Student-centric advice and objective recommendations
Higher education has never been more confusing or expensive. Our goal is to help you navigate the very big decisions related to higher ed with objective information and expert advice. Each piece of content on the site is original, based on extensive research, and reviewed by multiple editors, including a subject matter expert. This ensures that all of our content is up-to-date, useful, accurate, and thorough.
Our reviews and recommendations are based on extensive research, testing, and feedback. We may receive commission from links on our website, but that doesn’t affect our editors’ opinions. Our marketing partners don’t review, approve or endorse our editorial content. It’s accurate to the best of our knowledge when posted. You can find a complete list of our partners here.
Paying College Tuition With a Credit Card
Many (but not all) schools allow paying college tuition with a credit card. In some instances, using a credit card to pay for tuition can earn you rewards and repayment flexibility. On the other hand, the processing fees and interest rates could outweigh these benefits. Depending on your financial situation, paying college tuition with a credit card may not be the best choice. Continue reading to learn more about the pros and cons of using a credit card to pay for tuition!
Also see: Credit card vs. debit card: Which is better?
Pros of paying tuition with a credit card
Paying college tuition with a credit card is possible for most schools. In some cases, it can be a good option.
First, you should only pay college tuition using a credit card if your school doesn’t charge a processing fee. Since the average processing fee is 2.6%, you could lose any rewards benefits. For example, if tuition is $20,000, and the credit card fee is 2.6%, you could end up losing $520 extra.
On the other hand, if your college does not charge a processing fee, you could earn rewards for paying with a credit card. If your credit card offers 1% cash back on payments, you could earn $200 on that $20,000 payment. Additionally, some credit cards offer an annual bonus for customers who spend a certain amount. Depending on how much the bonus is, it could be worth it to pay tuition to reach the spending requirement. Just be sure that you can make your repayments in full and on time!
Cons of paying tuition with a credit card
Paying tuition with a credit card can earn students rewards as long as there is no processing fee. Though, not many schools don’t have a credit card processing fee. CreditCards.com surveyed 300 colleges in 2016, and 147 of them charged for using a credit card. Be sure to check with your school before paying with a credit card in order to earn your rewards.
Additionally, the credit card’s interest rate could cancel out those rewards. In 2021-2022, federal Direct loans had an interest rate of 3.7%. This is a significantly lower interest rate than that of credit cards, which average 16.2%. If your credit card payments aren’t made in a timely manner, any rewards you earn will be canceled out, and you could end up paying more than you would have with student loans.
Using a credit card to pay tuition could also negatively affect your credit score. Missed payments will hurt your payment history and drop your credit score. Payment history is the biggest factor in calculating a credit score, so missing the repayment for tuition will decrease it. If you don’t pay off the balance quickly, your credit utilization will increase. The more debt you have, the more your credit score could drop. It could also affect your credit mix. If you only use a credit card, you’ll miss out on the positive contribution that student loans and other forms of credit could make to your credit score.

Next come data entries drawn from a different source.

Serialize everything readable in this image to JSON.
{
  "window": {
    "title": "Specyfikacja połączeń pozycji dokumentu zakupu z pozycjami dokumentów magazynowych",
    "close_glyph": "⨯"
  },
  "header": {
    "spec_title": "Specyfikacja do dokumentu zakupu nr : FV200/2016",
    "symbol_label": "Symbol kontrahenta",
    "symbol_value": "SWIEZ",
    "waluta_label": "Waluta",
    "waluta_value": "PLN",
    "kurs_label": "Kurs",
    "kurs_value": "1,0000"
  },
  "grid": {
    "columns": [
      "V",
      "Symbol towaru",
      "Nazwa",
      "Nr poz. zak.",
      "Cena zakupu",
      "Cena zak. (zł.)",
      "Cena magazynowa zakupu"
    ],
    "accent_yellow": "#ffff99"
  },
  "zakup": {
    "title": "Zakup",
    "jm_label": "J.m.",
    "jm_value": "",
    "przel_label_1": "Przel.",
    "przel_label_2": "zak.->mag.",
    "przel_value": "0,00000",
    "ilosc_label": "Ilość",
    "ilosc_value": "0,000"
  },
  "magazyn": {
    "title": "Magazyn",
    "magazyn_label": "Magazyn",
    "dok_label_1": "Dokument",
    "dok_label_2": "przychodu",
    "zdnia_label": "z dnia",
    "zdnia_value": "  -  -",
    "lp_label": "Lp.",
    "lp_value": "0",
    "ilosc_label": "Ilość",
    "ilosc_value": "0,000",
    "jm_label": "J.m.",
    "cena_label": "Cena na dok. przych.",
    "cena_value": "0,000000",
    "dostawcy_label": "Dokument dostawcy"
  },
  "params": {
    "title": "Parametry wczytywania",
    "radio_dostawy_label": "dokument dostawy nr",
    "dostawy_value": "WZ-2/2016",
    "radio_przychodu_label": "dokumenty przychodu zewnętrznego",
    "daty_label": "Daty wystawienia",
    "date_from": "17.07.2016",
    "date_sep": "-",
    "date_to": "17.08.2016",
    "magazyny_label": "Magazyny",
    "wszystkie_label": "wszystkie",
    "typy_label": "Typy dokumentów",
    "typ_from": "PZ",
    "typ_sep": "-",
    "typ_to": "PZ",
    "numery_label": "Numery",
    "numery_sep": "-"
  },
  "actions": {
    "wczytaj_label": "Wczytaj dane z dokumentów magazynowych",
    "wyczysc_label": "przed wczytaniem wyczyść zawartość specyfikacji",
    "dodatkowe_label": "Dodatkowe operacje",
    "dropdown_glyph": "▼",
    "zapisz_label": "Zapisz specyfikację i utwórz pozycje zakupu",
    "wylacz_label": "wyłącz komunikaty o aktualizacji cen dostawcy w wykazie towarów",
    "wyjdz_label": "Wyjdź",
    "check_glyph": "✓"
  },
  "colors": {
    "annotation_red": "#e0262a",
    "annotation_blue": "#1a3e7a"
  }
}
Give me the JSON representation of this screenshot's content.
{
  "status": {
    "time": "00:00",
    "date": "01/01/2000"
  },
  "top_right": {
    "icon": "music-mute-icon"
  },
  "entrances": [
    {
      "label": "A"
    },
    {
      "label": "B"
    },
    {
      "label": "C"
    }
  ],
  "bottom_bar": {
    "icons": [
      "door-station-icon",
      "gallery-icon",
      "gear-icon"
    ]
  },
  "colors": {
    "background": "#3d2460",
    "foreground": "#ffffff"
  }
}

See also: How do student loans affect credit?
Lastly, credit card payments typically have less flexible repayment assistance. If money is tight, you have no choice but to find enough to make the minimum payment or miss the payment, which will harm your credit score. Student loans, on the other hand, can offer more flexible repayment options like income-driven repayment plans and deferment.
See also: All about income-driven repayment plans
Paying college tuition with a credit card should be a last resort option unless you’re certain that the pros will outweigh the cons for your financial situation. Other options for paying tuition include scholarships, grants, work-study and federal or private student loans. Many students use a combination of all these to cover the cost of college.
This doesn’t mean that you shouldn’t use a credit card at all to pay for college expenses. If you want to earn rewards or other credit card benefits, consider using one to pay for other expenses such as textbooks, food, or school supplies.
See also: How to get your student loans deferred